[Element data from apps and pages]
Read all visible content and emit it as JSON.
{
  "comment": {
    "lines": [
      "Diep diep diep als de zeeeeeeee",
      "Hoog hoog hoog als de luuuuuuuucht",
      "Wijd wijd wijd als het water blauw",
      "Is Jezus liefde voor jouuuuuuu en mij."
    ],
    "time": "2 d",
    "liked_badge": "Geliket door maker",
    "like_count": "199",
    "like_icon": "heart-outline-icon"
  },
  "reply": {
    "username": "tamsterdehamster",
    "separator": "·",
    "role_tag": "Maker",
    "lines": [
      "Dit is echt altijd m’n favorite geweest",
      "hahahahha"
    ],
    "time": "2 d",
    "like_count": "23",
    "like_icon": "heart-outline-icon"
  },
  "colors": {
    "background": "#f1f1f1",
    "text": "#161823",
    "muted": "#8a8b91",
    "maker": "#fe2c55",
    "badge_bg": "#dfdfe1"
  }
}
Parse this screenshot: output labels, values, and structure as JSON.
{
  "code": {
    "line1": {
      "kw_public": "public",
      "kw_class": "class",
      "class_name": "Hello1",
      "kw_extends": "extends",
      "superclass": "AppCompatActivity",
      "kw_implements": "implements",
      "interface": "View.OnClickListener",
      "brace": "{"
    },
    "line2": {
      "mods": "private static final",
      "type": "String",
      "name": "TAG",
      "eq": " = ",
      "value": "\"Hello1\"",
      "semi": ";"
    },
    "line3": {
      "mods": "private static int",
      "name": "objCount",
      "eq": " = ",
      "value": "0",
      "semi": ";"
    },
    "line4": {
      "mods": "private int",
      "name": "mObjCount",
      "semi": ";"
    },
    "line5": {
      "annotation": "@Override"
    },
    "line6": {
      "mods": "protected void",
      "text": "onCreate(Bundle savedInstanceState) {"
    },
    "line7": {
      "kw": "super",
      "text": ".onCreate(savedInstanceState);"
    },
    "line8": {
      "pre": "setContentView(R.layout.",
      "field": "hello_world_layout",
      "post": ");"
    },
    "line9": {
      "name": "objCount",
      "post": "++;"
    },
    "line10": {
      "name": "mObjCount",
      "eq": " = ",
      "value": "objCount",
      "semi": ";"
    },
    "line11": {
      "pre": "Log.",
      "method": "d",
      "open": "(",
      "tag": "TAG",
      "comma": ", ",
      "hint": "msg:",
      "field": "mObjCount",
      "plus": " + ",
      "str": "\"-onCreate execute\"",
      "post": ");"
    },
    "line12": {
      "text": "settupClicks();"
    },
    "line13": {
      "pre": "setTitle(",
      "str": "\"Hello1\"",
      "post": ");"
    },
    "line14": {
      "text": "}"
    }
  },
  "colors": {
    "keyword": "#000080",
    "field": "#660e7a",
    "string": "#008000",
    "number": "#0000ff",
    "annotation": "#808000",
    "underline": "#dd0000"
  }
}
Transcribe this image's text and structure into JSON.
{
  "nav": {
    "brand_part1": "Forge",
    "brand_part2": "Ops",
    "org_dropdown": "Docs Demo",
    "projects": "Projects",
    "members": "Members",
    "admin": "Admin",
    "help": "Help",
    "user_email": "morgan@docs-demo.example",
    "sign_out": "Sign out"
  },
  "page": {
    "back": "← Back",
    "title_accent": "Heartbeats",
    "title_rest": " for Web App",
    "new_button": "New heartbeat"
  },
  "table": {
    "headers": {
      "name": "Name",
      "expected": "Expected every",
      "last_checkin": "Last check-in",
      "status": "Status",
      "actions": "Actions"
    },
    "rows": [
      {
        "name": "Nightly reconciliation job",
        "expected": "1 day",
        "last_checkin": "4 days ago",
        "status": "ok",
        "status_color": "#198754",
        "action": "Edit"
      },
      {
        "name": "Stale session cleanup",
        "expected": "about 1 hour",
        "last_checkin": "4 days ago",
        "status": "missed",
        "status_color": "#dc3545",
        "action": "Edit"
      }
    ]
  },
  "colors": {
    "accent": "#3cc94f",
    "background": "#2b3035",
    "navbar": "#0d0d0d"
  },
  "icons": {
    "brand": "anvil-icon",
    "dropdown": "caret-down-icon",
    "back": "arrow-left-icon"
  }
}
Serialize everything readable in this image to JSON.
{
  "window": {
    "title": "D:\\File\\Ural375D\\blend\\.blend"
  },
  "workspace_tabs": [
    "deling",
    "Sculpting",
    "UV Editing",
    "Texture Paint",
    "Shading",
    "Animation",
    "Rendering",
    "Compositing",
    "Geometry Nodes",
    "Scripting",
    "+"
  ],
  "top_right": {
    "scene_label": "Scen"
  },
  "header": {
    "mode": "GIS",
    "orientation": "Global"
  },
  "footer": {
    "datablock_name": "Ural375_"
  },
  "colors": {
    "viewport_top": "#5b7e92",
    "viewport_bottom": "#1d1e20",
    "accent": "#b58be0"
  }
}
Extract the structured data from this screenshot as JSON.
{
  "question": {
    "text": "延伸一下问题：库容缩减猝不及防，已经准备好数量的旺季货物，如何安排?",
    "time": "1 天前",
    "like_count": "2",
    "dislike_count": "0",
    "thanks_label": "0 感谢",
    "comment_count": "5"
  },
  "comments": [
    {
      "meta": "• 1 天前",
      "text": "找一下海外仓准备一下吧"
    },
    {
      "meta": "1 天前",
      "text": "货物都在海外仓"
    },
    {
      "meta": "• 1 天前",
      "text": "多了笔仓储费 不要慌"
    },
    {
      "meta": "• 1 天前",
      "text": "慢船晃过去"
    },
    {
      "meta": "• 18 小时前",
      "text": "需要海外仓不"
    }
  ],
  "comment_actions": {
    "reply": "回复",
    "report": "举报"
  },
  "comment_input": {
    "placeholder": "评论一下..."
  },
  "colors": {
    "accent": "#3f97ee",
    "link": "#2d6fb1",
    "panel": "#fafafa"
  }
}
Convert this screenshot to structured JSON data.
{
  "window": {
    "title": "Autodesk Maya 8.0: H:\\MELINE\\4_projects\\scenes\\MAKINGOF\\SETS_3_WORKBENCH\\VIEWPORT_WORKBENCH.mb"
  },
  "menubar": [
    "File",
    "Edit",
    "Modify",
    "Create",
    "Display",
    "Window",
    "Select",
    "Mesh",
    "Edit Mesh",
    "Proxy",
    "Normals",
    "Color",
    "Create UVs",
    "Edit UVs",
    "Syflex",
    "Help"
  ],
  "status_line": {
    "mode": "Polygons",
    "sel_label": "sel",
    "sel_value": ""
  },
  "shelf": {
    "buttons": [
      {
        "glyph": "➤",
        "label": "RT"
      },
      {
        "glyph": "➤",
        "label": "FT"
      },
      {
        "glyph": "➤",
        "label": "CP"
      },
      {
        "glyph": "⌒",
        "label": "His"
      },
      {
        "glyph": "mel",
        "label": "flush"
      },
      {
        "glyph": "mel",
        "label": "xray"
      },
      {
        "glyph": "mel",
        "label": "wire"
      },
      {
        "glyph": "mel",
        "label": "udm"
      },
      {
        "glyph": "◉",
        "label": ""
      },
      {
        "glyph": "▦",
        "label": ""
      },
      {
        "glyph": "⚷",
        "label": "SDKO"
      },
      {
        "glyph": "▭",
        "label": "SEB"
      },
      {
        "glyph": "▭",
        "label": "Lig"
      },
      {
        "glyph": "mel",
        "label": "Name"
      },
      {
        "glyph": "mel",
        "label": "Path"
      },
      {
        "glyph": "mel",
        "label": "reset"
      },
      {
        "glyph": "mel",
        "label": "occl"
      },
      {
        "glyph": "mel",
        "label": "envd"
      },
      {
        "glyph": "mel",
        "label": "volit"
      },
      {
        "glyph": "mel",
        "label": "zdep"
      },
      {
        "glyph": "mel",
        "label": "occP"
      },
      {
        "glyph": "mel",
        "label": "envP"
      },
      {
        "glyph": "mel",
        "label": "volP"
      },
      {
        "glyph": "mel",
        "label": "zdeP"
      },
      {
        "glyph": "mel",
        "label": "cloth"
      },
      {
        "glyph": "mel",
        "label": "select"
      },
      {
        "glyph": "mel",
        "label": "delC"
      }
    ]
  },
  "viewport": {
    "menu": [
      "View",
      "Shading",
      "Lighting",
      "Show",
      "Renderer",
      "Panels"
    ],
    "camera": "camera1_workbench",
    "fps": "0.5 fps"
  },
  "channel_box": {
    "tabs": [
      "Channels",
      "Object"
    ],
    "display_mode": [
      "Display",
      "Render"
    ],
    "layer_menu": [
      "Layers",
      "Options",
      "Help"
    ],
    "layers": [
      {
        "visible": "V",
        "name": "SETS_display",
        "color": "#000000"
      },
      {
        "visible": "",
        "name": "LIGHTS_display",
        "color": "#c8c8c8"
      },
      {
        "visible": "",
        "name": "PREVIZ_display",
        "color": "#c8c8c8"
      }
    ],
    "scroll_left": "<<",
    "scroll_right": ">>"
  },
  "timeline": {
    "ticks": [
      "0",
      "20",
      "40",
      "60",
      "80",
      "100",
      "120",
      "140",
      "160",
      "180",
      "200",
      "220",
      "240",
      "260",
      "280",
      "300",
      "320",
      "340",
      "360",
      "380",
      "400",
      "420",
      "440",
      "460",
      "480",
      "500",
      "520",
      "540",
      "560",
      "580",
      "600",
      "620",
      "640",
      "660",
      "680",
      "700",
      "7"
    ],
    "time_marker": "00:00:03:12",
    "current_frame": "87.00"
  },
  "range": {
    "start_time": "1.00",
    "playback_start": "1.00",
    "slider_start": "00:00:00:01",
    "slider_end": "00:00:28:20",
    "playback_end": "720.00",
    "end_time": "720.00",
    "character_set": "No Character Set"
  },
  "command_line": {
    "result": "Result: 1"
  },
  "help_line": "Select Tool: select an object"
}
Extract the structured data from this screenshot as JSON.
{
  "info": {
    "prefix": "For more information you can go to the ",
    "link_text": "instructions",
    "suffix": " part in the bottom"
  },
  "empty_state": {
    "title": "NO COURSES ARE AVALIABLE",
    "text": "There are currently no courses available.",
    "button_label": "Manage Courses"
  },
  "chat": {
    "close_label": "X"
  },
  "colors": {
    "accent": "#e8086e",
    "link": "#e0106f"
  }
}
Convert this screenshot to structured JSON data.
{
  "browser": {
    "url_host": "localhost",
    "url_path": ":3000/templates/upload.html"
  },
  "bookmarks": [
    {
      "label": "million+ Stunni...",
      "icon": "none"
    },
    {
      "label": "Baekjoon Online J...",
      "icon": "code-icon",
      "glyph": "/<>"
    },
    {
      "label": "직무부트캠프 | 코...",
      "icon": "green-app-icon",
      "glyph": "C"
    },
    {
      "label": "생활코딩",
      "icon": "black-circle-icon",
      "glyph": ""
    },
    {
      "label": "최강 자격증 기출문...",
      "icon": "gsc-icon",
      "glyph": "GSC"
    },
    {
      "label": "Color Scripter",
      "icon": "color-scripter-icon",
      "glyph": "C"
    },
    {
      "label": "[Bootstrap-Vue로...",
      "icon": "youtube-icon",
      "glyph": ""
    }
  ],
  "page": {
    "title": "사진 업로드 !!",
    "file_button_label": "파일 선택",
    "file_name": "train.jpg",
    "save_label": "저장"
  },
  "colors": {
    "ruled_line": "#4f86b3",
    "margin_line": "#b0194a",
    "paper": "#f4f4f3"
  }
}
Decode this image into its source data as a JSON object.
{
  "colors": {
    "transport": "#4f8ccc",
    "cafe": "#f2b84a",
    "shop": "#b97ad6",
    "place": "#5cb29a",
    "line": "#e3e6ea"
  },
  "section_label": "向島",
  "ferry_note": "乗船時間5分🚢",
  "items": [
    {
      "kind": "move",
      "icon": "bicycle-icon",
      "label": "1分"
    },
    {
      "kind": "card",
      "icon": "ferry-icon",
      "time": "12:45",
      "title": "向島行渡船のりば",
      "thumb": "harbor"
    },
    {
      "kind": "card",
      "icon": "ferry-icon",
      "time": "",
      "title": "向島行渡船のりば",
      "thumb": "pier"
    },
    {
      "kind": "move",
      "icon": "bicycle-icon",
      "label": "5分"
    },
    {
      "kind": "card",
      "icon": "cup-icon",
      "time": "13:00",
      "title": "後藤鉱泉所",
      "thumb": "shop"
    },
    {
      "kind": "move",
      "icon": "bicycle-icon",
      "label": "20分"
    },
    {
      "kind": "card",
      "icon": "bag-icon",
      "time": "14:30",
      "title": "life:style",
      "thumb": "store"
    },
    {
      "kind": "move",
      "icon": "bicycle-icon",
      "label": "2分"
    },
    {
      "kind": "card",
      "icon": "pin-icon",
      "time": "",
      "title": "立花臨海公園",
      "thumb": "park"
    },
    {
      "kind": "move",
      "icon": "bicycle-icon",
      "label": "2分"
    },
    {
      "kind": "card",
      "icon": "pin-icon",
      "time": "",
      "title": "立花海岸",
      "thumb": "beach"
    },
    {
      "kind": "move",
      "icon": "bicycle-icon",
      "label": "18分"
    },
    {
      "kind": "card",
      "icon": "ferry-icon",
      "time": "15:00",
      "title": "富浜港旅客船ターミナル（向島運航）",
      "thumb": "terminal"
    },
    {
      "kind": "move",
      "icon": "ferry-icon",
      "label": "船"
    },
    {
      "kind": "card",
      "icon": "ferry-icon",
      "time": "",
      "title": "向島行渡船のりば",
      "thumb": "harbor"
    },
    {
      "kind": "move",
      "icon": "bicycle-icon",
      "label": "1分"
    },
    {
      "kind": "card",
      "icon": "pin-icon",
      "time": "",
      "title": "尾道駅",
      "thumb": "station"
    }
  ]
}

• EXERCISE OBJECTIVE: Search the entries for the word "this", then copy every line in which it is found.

• WRITTEN ANSWER:
Parse this screenshot: output labels, values, and structure as JSON.
Transcribe this image's text and structure into JSON.
Serialize everything readable in this image to JSON.
Extract the structured data from this screenshot as JSON.
Convert this screenshot to structured JSON data.
Extract the structured data from this screenshot as JSON.
Convert this screenshot to structured JSON data.
Decode this image into its source data as a JSON object.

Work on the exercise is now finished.